Required work – Take every line of the material below that includes the string "icon" and copy it out.

:: Input material

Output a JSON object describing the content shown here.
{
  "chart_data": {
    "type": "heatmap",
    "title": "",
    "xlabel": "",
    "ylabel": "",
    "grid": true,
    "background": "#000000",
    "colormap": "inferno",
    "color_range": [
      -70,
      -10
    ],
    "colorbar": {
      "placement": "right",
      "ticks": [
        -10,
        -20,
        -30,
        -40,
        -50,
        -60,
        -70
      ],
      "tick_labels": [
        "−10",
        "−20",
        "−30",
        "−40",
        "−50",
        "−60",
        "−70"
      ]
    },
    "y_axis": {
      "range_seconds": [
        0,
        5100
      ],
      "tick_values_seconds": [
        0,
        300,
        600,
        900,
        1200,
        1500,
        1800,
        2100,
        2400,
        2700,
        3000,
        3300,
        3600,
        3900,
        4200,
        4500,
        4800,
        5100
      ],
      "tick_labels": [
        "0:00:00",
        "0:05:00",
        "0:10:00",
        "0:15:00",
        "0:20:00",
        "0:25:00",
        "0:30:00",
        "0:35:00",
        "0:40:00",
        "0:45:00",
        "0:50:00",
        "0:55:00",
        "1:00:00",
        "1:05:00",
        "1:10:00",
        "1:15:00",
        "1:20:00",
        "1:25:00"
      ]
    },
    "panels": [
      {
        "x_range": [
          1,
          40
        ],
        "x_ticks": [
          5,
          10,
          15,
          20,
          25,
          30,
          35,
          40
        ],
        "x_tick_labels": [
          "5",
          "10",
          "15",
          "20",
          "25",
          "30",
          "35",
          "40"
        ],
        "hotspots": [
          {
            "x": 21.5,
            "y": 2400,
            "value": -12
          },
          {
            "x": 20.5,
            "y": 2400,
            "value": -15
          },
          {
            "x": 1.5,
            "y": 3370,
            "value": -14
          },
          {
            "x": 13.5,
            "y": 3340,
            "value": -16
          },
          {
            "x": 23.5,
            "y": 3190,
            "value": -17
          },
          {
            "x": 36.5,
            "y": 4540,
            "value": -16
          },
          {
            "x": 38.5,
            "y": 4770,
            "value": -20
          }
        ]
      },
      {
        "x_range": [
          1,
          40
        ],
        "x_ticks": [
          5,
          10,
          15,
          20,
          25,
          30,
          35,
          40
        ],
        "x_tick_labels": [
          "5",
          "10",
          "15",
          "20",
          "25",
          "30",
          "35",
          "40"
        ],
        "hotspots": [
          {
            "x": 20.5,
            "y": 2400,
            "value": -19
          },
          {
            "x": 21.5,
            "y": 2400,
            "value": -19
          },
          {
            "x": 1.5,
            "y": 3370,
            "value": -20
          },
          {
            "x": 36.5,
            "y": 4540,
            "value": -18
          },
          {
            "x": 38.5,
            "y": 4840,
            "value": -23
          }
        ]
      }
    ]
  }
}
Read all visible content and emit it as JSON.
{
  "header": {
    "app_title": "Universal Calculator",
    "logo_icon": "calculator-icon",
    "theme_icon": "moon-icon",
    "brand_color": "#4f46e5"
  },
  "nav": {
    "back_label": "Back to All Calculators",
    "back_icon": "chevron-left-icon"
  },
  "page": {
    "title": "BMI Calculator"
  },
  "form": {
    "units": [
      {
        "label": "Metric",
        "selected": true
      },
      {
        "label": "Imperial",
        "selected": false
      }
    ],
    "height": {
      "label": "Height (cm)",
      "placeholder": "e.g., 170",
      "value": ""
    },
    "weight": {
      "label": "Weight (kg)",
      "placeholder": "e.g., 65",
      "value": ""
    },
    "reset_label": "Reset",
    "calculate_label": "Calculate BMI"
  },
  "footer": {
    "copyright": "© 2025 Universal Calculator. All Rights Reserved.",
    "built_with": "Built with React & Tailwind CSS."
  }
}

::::

Exercise result –
    "logo_icon": "calculator-icon",
    "theme_icon": "moon-icon",
    "back_icon": "chevron-left-icon"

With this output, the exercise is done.